Data about app and page elements:
↓

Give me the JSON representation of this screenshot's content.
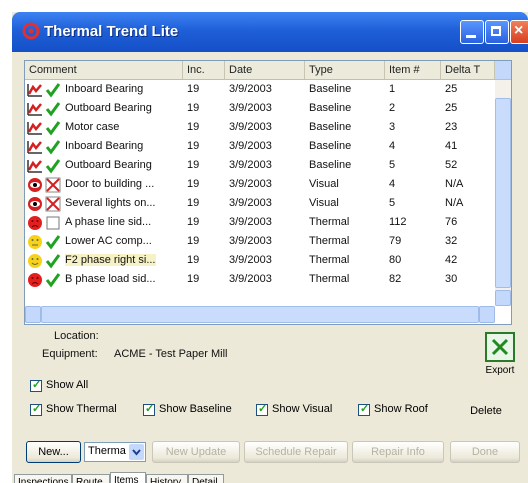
{
  "window": {
    "title": "Thermal Trend Lite"
  },
  "list": {
    "columns": [
      "Comment",
      "Inc.",
      "Date",
      "Type",
      "Item #",
      "Delta T"
    ],
    "rows": [
      {
        "icon1": "chart-icon",
        "icon2": "checkmark-icon",
        "comment": "Inboard Bearing",
        "inc": "19",
        "date": "3/9/2003",
        "type": "Baseline",
        "item": "1",
        "delta": "25"
      },
      {
        "icon1": "chart-icon",
        "icon2": "checkmark-icon",
        "comment": "Outboard Bearing",
        "inc": "19",
        "date": "3/9/2003",
        "type": "Baseline",
        "item": "2",
        "delta": "25"
      },
      {
        "icon1": "chart-icon",
        "icon2": "checkmark-icon",
        "comment": "Motor case",
        "inc": "19",
        "date": "3/9/2003",
        "type": "Baseline",
        "item": "3",
        "delta": "23"
      },
      {
        "icon1": "chart-icon",
        "icon2": "checkmark-icon",
        "comment": "Inboard Bearing",
        "inc": "19",
        "date": "3/9/2003",
        "type": "Baseline",
        "item": "4",
        "delta": "41"
      },
      {
        "icon1": "chart-icon",
        "icon2": "checkmark-icon",
        "comment": "Outboard Bearing",
        "inc": "19",
        "date": "3/9/2003",
        "type": "Baseline",
        "item": "5",
        "delta": "52"
      },
      {
        "icon1": "eye-icon",
        "icon2": "cross-icon",
        "comment": "Door to building ...",
        "inc": "19",
        "date": "3/9/2003",
        "type": "Visual",
        "item": "4",
        "delta": "N/A"
      },
      {
        "icon1": "eye-icon",
        "icon2": "cross-icon",
        "comment": "Several lights on...",
        "inc": "19",
        "date": "3/9/2003",
        "type": "Visual",
        "item": "5",
        "delta": "N/A"
      },
      {
        "icon1": "frown-face-icon",
        "icon2": "empty-box-icon",
        "comment": "A phase line sid...",
        "inc": "19",
        "date": "3/9/2003",
        "type": "Thermal",
        "item": "112",
        "delta": "76"
      },
      {
        "icon1": "neutral-face-icon",
        "icon2": "checkmark-icon",
        "comment": "Lower AC comp...",
        "inc": "19",
        "date": "3/9/2003",
        "type": "Thermal",
        "item": "79",
        "delta": "32"
      },
      {
        "icon1": "smile-face-icon",
        "icon2": "checkmark-icon",
        "comment": "F2 phase right si...",
        "inc": "19",
        "date": "3/9/2003",
        "type": "Thermal",
        "item": "80",
        "delta": "42",
        "selected": true
      },
      {
        "icon1": "frown-face-icon",
        "icon2": "checkmark-icon",
        "comment": "B phase load sid...",
        "inc": "19",
        "date": "3/9/2003",
        "type": "Thermal",
        "item": "82",
        "delta": "30"
      }
    ]
  },
  "info": {
    "location_label": "Location:",
    "equipment_label": "Equipment:",
    "equipment_value": "ACME - Test Paper Mill"
  },
  "export": {
    "label": "Export"
  },
  "filters": {
    "show_all": "Show All",
    "show_thermal": "Show Thermal",
    "show_baseline": "Show Baseline",
    "show_visual": "Show Visual",
    "show_roof": "Show Roof"
  },
  "buttons": {
    "delete": "Delete",
    "new": "New...",
    "new_update": "New Update",
    "schedule_repair": "Schedule Repair",
    "repair_info": "Repair Info",
    "done": "Done"
  },
  "type_select": {
    "value": "Therma"
  },
  "tabs": [
    "Inspections",
    "Route",
    "Items",
    "History",
    "Detail"
  ],
  "active_tab": "Items",
  "colors": {
    "title_bar": "#1f5fd8",
    "window_bg": "#ece9d8",
    "check_green": "#21a121",
    "cross_red": "#d42020"
  }
}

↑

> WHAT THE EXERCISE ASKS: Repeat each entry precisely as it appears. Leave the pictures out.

> ANSWER TO THIS PROBLEM:
Give me the JSON representation of this screenshot's content.
{
  "window": {
    "title": "Thermal Trend Lite"
  },
  "list": {
    "columns": [
      "Comment",
      "Inc.",
      "Date",
      "Type",
      "Item #",
      "Delta T"
    ],
    "rows": [
      {
        "icon1": "chart-icon",
        "icon2": "checkmark-icon",
        "comment": "Inboard Bearing",
        "inc": "19",
        "date": "3/9/2003",
        "type": "Baseline",
        "item": "1",
        "delta": "25"
      },
      {
        "icon1": "chart-icon",
        "icon2": "checkmark-icon",
        "comment": "Outboard Bearing",
        "inc": "19",
        "date": "3/9/2003",
        "type": "Baseline",
        "item": "2",
        "delta": "25"
      },
      {
        "icon1": "chart-icon",
        "icon2": "checkmark-icon",
        "comment": "Motor case",
        "inc": "19",
        "date": "3/9/2003",
        "type": "Baseline",
        "item": "3",
        "delta": "23"
      },
      {
        "icon1": "chart-icon",
        "icon2": "checkmark-icon",
        "comment": "Inboard Bearing",
        "inc": "19",
        "date": "3/9/2003",
        "type": "Baseline",
        "item": "4",
        "delta": "41"
      },
      {
        "icon1": "chart-icon",
        "icon2": "checkmark-icon",
        "comment": "Outboard Bearing",
        "inc": "19",
        "date": "3/9/2003",
        "type": "Baseline",
        "item": "5",
        "delta": "52"
      },
      {
        "icon1": "eye-icon",
        "icon2": "cross-icon",
        "comment": "Door to building ...",
        "inc": "19",
        "date": "3/9/2003",
        "type": "Visual",
        "item": "4",
        "delta": "N/A"
      },
      {
        "icon1": "eye-icon",
        "icon2": "cross-icon",
        "comment": "Several lights on...",
        "inc": "19",
        "date": "3/9/2003",
        "type": "Visual",
        "item": "5",
        "delta": "N/A"
      },
      {
        "icon1": "frown-face-icon",
        "icon2": "empty-box-icon",
        "comment": "A phase line sid...",
        "inc": "19",
        "date": "3/9/2003",
        "type": "Thermal",
        "item": "112",
        "delta": "76"
      },
      {
        "icon1": "neutral-face-icon",
        "icon2": "checkmark-icon",
        "comment": "Lower AC comp...",
        "inc": "19",
        "date": "3/9/2003",
        "type": "Thermal",
        "item": "79",
        "delta": "32"
      },
      {
        "icon1": "smile-face-icon",
        "icon2": "checkmark-icon",
        "comment": "F2 phase right si...",
        "inc": "19",
        "date": "3/9/2003",
        "type": "Thermal",
        "item": "80",
        "delta": "42",
        "selected": true
      },
      {
        "icon1": "frown-face-icon",
        "icon2": "checkmark-icon",
        "comment": "B phase load sid...",
        "inc": "19",
        "date": "3/9/2003",
        "type": "Thermal",
        "item": "82",
        "delta": "30"
      }
    ]
  },
  "info": {
    "location_label": "Location:",
    "equipment_label": "Equipment:",
    "equipment_value": "ACME - Test Paper Mill"
  },
  "export": {
    "label": "Export"
  },
  "filters": {
    "show_all": "Show All",
    "show_thermal": "Show Thermal",
    "show_baseline": "Show Baseline",
    "show_visual": "Show Visual",
    "show_roof": "Show Roof"
  },
  "buttons": {
    "delete": "Delete",
    "new": "New...",
    "new_update": "New Update",
    "schedule_repair": "Schedule Repair",
    "repair_info": "Repair Info",
    "done": "Done"
  },
  "type_select": {
    "value": "Therma"
  },
  "tabs": [
    "Inspections",
    "Route",
    "Items",
    "History",
    "Detail"
  ],
  "active_tab": "Items",
  "colors": {
    "title_bar": "#1f5fd8",
    "window_bg": "#ece9d8",
    "check_green": "#21a121",
    "cross_red": "#d42020"
  }
}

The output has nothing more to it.